Some basic RoR questions


#1

Hey all

I have a main_controller which has the basic scaffold methods. It
operates on a single table, entries and on the entry.rb model. This is
its migration file,

def self.up
create_table :entries do |t|
t.column :title, :string
t.column :created, :timestamp
end
end

When I scaffolded it RoR automatically created a new.rhtml which
inserted both the title and the timestamp via a form. Now I’ve removed
the timestamp part from the form because I want each entry to be
persisted with the current date and time.

My main_controller which handles the persistance has the following new
and create methods

def new
@entry = Entry.new
end

def create
@entry = Entry.new(params[:entry])
if @entry.save
flash[:notice] = ‘Entry was successfully created.’
redirect_to :action => ‘list’
else
render :action => ‘new’
end
end

Now what I don’t understand is where in the code the actual form data is
saved, I’m from a Java background so this is all very new to me. First
off, there is no initialize method for entry.rb, so how is the title
field for the object set? Also, there are no fields declared in
entry.rb, so how/where can I set the default timestamp for each entry.rb
object to the current date/time?

This is entry.rb

class Entry < ActiveRecord::Base

validates_presence_of :created

end


#2

hi, the initialize is when you do this

@entry = Entry.new

that new ‘object’ @entry then gets passed to your view called
‘new’.rhtml.

‘if @entry.save’ is short for saying ‘save @entry if @entry can be
saved’…else redisplay the new.rhtml.

entry model is the singular term for the entries table. takes awhile to
get used to but starts to make sense eventually.

i came from a c++ and java background so getting used to things that
magically happens to awhile for me to get used to.

Nima wrote:

Hey all

I have a main_controller which has the basic scaffold methods. It
operates on a single table, entries and on the entry.rb model. This is
its migration file,

def self.up
create_table :entries do |t|
t.column :title, :string
t.column :created, :timestamp
end
end

When I scaffolded it RoR automatically created a new.rhtml which
inserted both the title and the timestamp via a form. Now I’ve removed
the timestamp part from the form because I want each entry to be
persisted with the current date and time.

My main_controller which handles the persistance has the following new
and create methods

def new
@entry = Entry.new
end

def create
@entry = Entry.new(params[:entry])
if @entry.save
flash[:notice] = ‘Entry was successfully created.’
redirect_to :action => ‘list’
else
render :action => ‘new’
end
end

Now what I don’t understand is where in the code the actual form data is
saved, I’m from a Java background so this is all very new to me. First
off, there is no initialize method for entry.rb, so how is the title
field for the object set? Also, there are no fields declared in
entry.rb, so how/where can I set the default timestamp for each entry.rb
object to the current date/time?
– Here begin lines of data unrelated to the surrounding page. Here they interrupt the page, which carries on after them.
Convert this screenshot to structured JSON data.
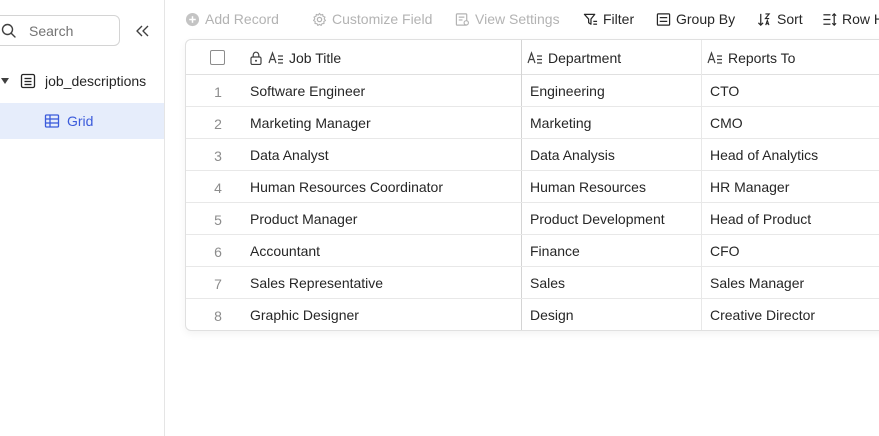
{
  "sidebar": {
    "search_placeholder": "Search",
    "table_name": "job_descriptions",
    "view_name": "Grid"
  },
  "toolbar": {
    "add_record": "Add Record",
    "customize_field": "Customize Field",
    "view_settings": "View Settings",
    "filter": "Filter",
    "group_by": "Group By",
    "sort": "Sort",
    "row_height": "Row Height"
  },
  "grid": {
    "columns": [
      "Job Title",
      "Department",
      "Reports To"
    ],
    "rows": [
      {
        "num": "1",
        "job_title": "Software Engineer",
        "department": "Engineering",
        "reports_to": "CTO"
      },
      {
        "num": "2",
        "job_title": "Marketing Manager",
        "department": "Marketing",
        "reports_to": "CMO"
      },
      {
        "num": "3",
        "job_title": "Data Analyst",
        "department": "Data Analysis",
        "reports_to": "Head of Analytics"
      },
      {
        "num": "4",
        "job_title": "Human Resources Coordinator",
        "department": "Human Resources",
        "reports_to": "HR Manager"
      },
      {
        "num": "5",
        "job_title": "Product Manager",
        "department": "Product Development",
        "reports_to": "Head of Product"
      },
      {
        "num": "6",
        "job_title": "Accountant",
        "department": "Finance",
        "reports_to": "CFO"
      },
      {
        "num": "7",
        "job_title": "Sales Representative",
        "department": "Sales",
        "reports_to": "Sales Manager"
      },
      {
        "num": "8",
        "job_title": "Graphic Designer",
        "department": "Design",
        "reports_to": "Creative Director"
      }
    ]
  },
  "colors": {
    "accent": "#3b5bdb",
    "selected_bg": "#e6edfb",
    "disabled_text": "#b3b3b3"
  },
  "icons": {
    "search": "search-icon",
    "collapse": "double-chevron-left-icon",
    "table": "table-icon",
    "grid_view": "grid-view-icon",
    "lock": "lock-icon",
    "text_field": "text-field-icon"
  }
}
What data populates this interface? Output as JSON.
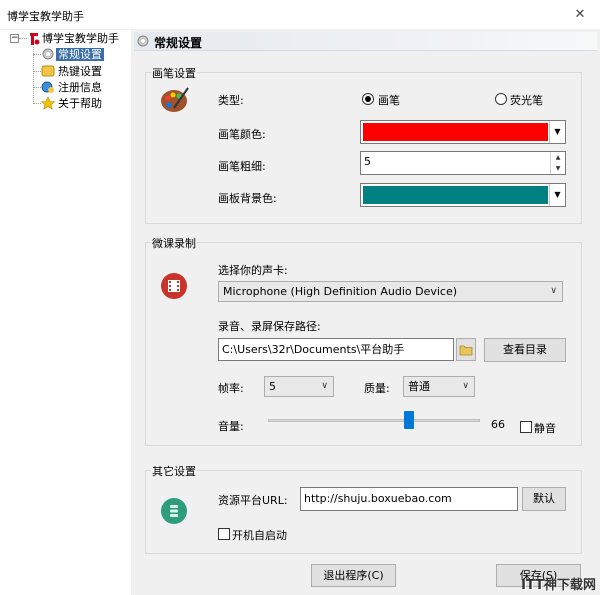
{
  "window": {
    "title": "博学宝教学助手",
    "close_glyph": "✕"
  },
  "tree": {
    "root": "博学宝教学助手",
    "items": [
      {
        "label": "常规设置",
        "icon": "gear-icon",
        "selected": true
      },
      {
        "label": "热键设置",
        "icon": "keyboard-icon",
        "selected": false
      },
      {
        "label": "注册信息",
        "icon": "globe-user-icon",
        "selected": false
      },
      {
        "label": "关于帮助",
        "icon": "star-icon",
        "selected": false
      }
    ]
  },
  "header": {
    "title": "常规设置"
  },
  "pen": {
    "group_title": "画笔设置",
    "type_label": "类型:",
    "type_options": [
      "画笔",
      "荧光笔"
    ],
    "type_selected": "画笔",
    "color_label": "画笔颜色:",
    "color_value": "#ff0000",
    "width_label": "画笔粗细:",
    "width_value": "5",
    "bg_label": "画板背景色:",
    "bg_value": "#008080"
  },
  "record": {
    "group_title": "微课录制",
    "soundcard_label": "选择你的声卡:",
    "soundcard_value": "Microphone (High Definition Audio Device)",
    "path_label": "录音、录屏保存路径:",
    "path_value": "C:\\Users\\32r\\Documents\\平台助手",
    "view_dir_button": "查看目录",
    "fps_label": "帧率:",
    "fps_value": "5",
    "quality_label": "质量:",
    "quality_value": "普通",
    "volume_label": "音量:",
    "volume_value": "66",
    "volume_fraction": 0.66,
    "mute_label": "静音",
    "mute_checked": false
  },
  "other": {
    "group_title": "其它设置",
    "url_label": "资源平台URL:",
    "url_value": "http://shuju.boxuebao.com",
    "default_button": "默认",
    "autostart_label": "开机自启动",
    "autostart_checked": false
  },
  "footer": {
    "exit_button": "退出程序(C)",
    "save_button": "保存(S)"
  },
  "watermark": "ITT神下载网"
}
This is entry.rb

class Entry < ActiveRecord::Base

validates_presence_of :created

end


#3

Nima wrote:

Now what I don’t understand is where in the code the actual form data is
saved, I’m from a Java background so this is all very new to me. First
off, there is no initialize method for entry.rb, so how is the title
field for the object set?

There actually is an initialize method for your Entry class; it’s
inherited from ActiveRecord::Base rather than being declared in
entry.rb. The first time your application accesses your Entry model,
ActiveRecord issues a database call to read the database structure of
your “entries” table. From that, it determines what columns the table
has, and therefore, what attributes (fields) the object will have.
(These attributes are actually stored in a hash instance variable called
@attributes.)

Also, there are no fields declared in
entry.rb, so how/where can I set the default timestamp for each entry.rb
object to the current date/time?

In general, you can declare a “before_save” callback method in your
model to modify or set some data before a record is saved. In this
particular case, though, the simplest way is to simply rename your
column to “created_at”. ActiveRecord will automatically recognize this
as a reserved or “magic” column name, and will set it to the current
timestamp whenever a record is created, without any other programming on
your part.